The thirteen tales in this volume – all written by Russian émigrés, writers who fled their native country in the early twentieth century – contain a fair dose of magic and mysticism, of terror and the supernatural. There are Petersburg revenants, grief-stricken avengers, Lithuanian vampires, flying skeletons, murders and duels, and even a ghostly Edgar Allen Poe.
The Frogs Who Begged for a Tsar

The Frogs Who Begged for a Tsar

The fables of Ivan Krylov are rich fonts of Russian cultural wisdom and experience – reading and understanding them is vital to grasping the Russian worldview. This new edition of 62 of Krylov’s tales presents them side-by-side in English and Russian. The wonderfully lyrical translations by Lydia Razran Stone are accompanied by original, whimsical color illustrations by Katya Korobkina.
Davai! The Russians and Their Vodka

Davai! The Russians and Their Vodka

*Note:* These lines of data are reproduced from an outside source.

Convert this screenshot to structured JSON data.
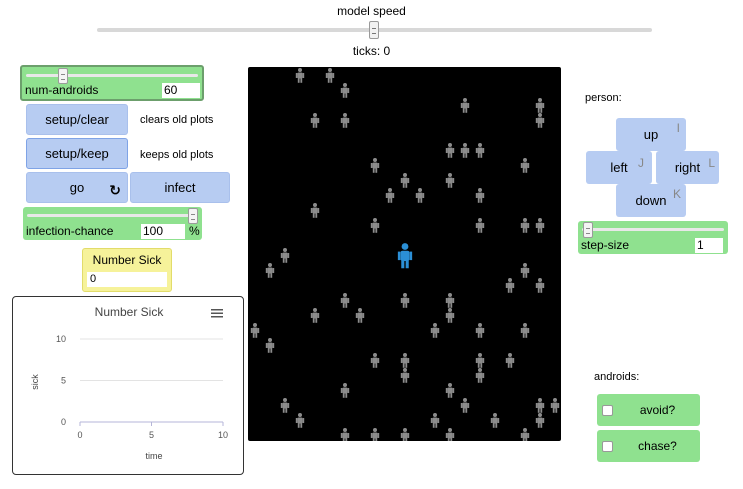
{
  "speed": {
    "label": "model speed",
    "ticks_text": "ticks: 0"
  },
  "num_androids": {
    "label": "num-androids",
    "value": "60"
  },
  "buttons": {
    "setup_clear": "setup/clear",
    "setup_keep": "setup/keep",
    "go": "go",
    "go_forever_icon": "↻",
    "infect": "infect"
  },
  "notes": {
    "clear": "clears old plots",
    "keep": "keeps old plots"
  },
  "infection_chance": {
    "label": "infection-chance",
    "value": "100",
    "unit": "%"
  },
  "monitor": {
    "label": "Number Sick",
    "value": "0"
  },
  "plot": {
    "menu_icon": "hamburger-menu-icon",
    "chart_data": {
      "type": "line",
      "title": "Number Sick",
      "xlabel": "time",
      "ylabel": "sick",
      "xlim": [
        0,
        10
      ],
      "ylim": [
        0,
        10
      ],
      "xticks": [
        "0",
        "5",
        "10"
      ],
      "yticks": [
        "0",
        "5",
        "10"
      ],
      "series": [
        {
          "values": []
        }
      ],
      "grid": true
    }
  },
  "person": {
    "label": "person:",
    "up": "up",
    "up_key": "I",
    "left": "left",
    "left_key": "J",
    "right": "right",
    "right_key": "L",
    "down": "down",
    "down_key": "K"
  },
  "step_size": {
    "label": "step-size",
    "value": "1"
  },
  "androids": {
    "label": "androids:",
    "avoid": "avoid?",
    "chase": "chase?"
  },
  "view": {
    "background": "#000000",
    "android_color": "#8c8c8c",
    "player_color": "#2b8fd6"
  },
  "colors": {
    "slider_green": "#8fe18f",
    "button_blue": "#b7ccf2",
    "monitor_yellow": "#f6f29a"
  }
}
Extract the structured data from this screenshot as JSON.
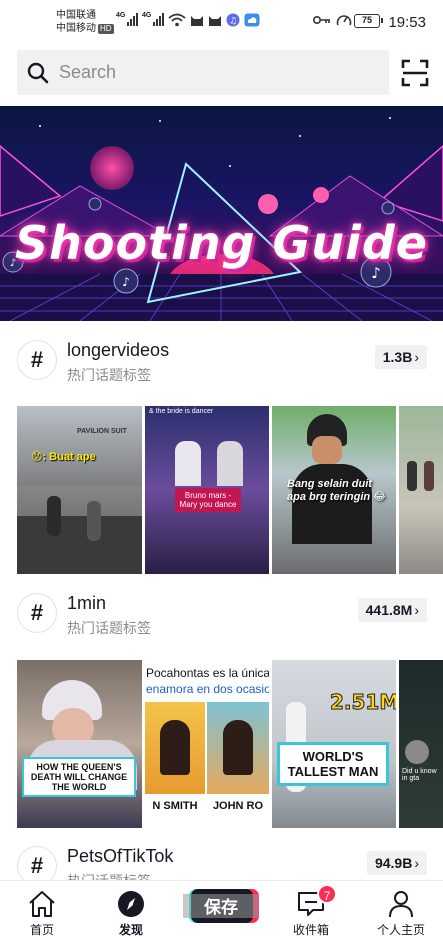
{
  "status_bar": {
    "carrier1": "中国联通",
    "carrier2": "中国移动",
    "hd": "HD",
    "net1": "4G",
    "net2": "4G",
    "battery": "75",
    "time": "19:53"
  },
  "search": {
    "placeholder": "Search"
  },
  "banner": {
    "title": "Shooting Guide"
  },
  "hashtags": [
    {
      "name": "longervideos",
      "subtitle": "热门话题标签",
      "count": "1.3B",
      "thumbs": [
        {
          "caption": "😯: Buat ape",
          "sign": "PAVILION SUIT"
        },
        {
          "caption": "& the bride is dancer",
          "overlay": "Bruno mars - Mary you dance"
        },
        {
          "caption": "Bang selain duit apa brg teringin 😂"
        },
        {
          "caption": ""
        }
      ]
    },
    {
      "name": "1min",
      "subtitle": "热门话题标签",
      "count": "441.8M",
      "thumbs": [
        {
          "caption": "HOW THE QUEEN'S DEATH WILL CHANGE THE WORLD"
        },
        {
          "caption": "Pocahontas es la única q",
          "caption2": "enamora en dos ocasion",
          "names": [
            "N SMITH",
            "JOHN RO"
          ]
        },
        {
          "caption": "WORLD'S TALLEST MAN",
          "stat": "2.51M"
        },
        {
          "caption": "Did u know in gta"
        }
      ]
    },
    {
      "name": "PetsOfTikTok",
      "subtitle": "热门话题标签",
      "count": "94.9B"
    }
  ],
  "nav": {
    "home": "首页",
    "discover": "发现",
    "save": "保存",
    "inbox": "收件箱",
    "inbox_badge": "7",
    "profile": "个人主页"
  }
}
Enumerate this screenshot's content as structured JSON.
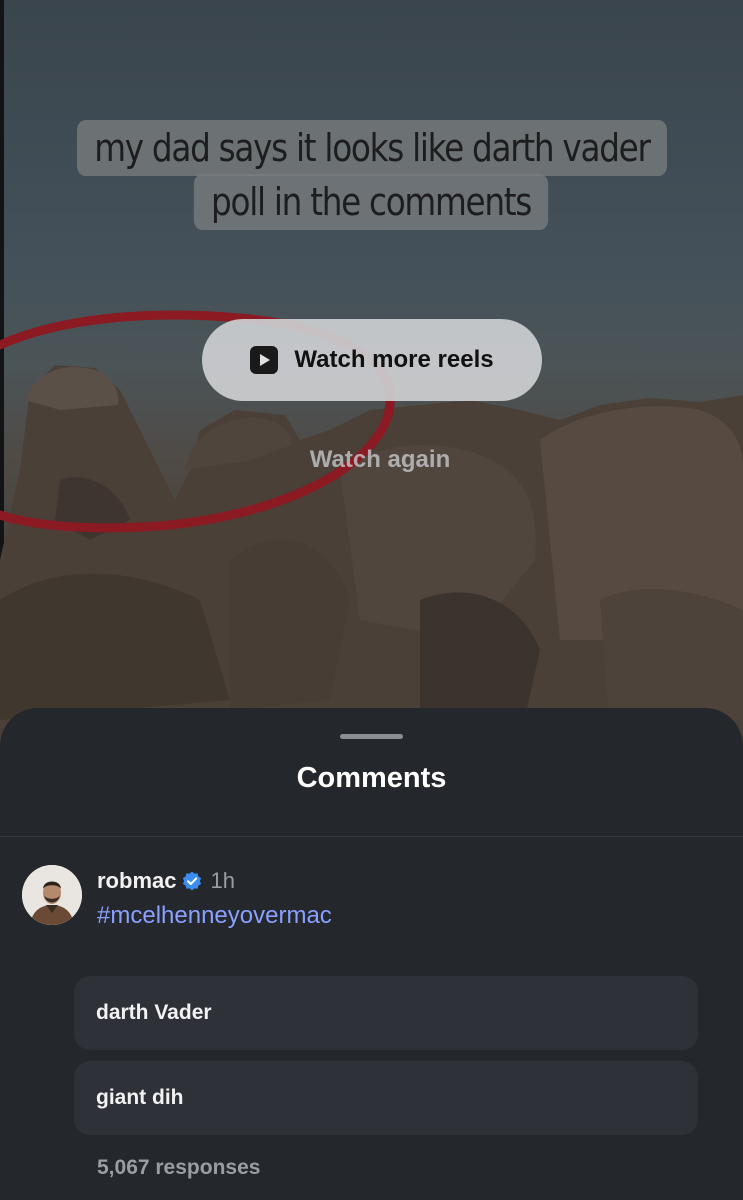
{
  "reel": {
    "caption_line1": "my dad says it looks like darth vader",
    "caption_line2": "poll in the comments",
    "watch_more_label": "Watch more reels",
    "watch_again_label": "Watch again"
  },
  "comments_sheet": {
    "title": "Comments",
    "comment": {
      "username": "robmac",
      "verified": true,
      "timestamp": "1h",
      "text": "#mcelhenneyovermac"
    },
    "poll": {
      "options": [
        {
          "label": "darth Vader"
        },
        {
          "label": "giant dih"
        }
      ],
      "responses_label": "5,067 responses"
    }
  },
  "colors": {
    "sheet_bg": "#24272c",
    "hashtag": "#8aa0ff",
    "verified": "#3b8df0",
    "circle_annotation": "#8b1a22"
  },
  "icons": {
    "watch_more": "play-square-icon",
    "verified": "verified-badge-icon"
  }
}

In this comprehensive, quixotic and addictive book, Edwin Trommelen explores all facets of the Russian obsession with vodka. Peering chiefly through the lenses of history and literature, Trommelen offers up an appropriately complex, rich and bittersweet portrait, based on great respect for Russian culture.
Murder at the Dacha

Murder at the Dacha

Senior Lieutenant Pavel Matyushkin has a problem. Several, actually. Not the least of them is the fact that a powerful Soviet boss has been murdered, and Matyushkin's surly commander has given him an unreasonably short time frame to close the case.
Maria's War: A Soldier's Autobiography

Maria's War: A Soldier's Autobiography

This astonishingly gripping autobiography by the founder of the Russian Women’s Death Battallion in World War I is an eye-opening documentary of life before, during and after the Bolshevik Revolution.
The Little Golden Calf

The Little Golden Calf

Our edition of The Little Golden Calf, one of the greatest Russian satires ever, is the first new translation of this classic novel in nearly fifty years. It is also the first unabridged, uncensored English translation ever, and is 100% true to the original 1931 serial publication in the Russian journal 30 Dnei. Anne O. Fisher’s translation is copiously annotated, and includes an introduction by Alexandra Ilf, the daughter of one of the book’s two co-authors.
Bears in the Caviar

Bears in the Caviar

Bears in the Caviar is a hilarious and insightful memoir by a diplomat who was “present at the creation” of US-Soviet relations. Charles Thayer headed off to Russia in 1933, calculating that if he could just learn Russian and be on the spot when the US and USSR established relations, he could make himself indispensable and start a career in the foreign service. Remarkably, he pulled it of.
The Little Humpbacked Horse

The Little Humpbacked Horse

A beloved Russian classic about a resourceful Russian peasant, Vanya, and his miracle-working horse, who together undergo various trials, exploits and adventures at the whim of a laughable tsar, told in rich, narrative poetry.
22 Russian Crosswords

22 Russian Crosswords

Test your knowledge of the Russian language, Russian history and society with these 22 challenging puzzles taken from the pages of Russian Life magazine. Most all the clues are in English, but you must fill in the answers in Russian. If you get stumped, of course all the puzzles have answers printed at the back of the book.
Faith & Humor: Notes from Muscovy

Faith & Humor: Notes from Muscovy

A book that dares to explore the humanity of priests and pilgrims, saints and sinners, Faith & Humor has been both a runaway bestseller in Russia and the focus of heated controversy – as often happens when a thoughtful writer takes on sacred cows. The stories, aphorisms, anecdotes, dialogues and adventures in this volume comprise an encyclopedia of modern Russian Orthodoxy, and thereby of Russian life.
Driving Down Russia's Spine

Driving Down Russia's Spine

The story of the epic Spine of Russia trip, intertwining fascinating subject profiles with digressions into historical and cultural themes relevant to understanding modern Russia. 

About Us

Russian Life is a publication of a 30-year-young, award-winning publishing house that creates a bimonthly magazine, books, maps, and other products for Russophiles the world over.

Latest Posts

Our Contacts

Russian Life
PO Box 567
Montpelier VT 05601-0567

802-223-4955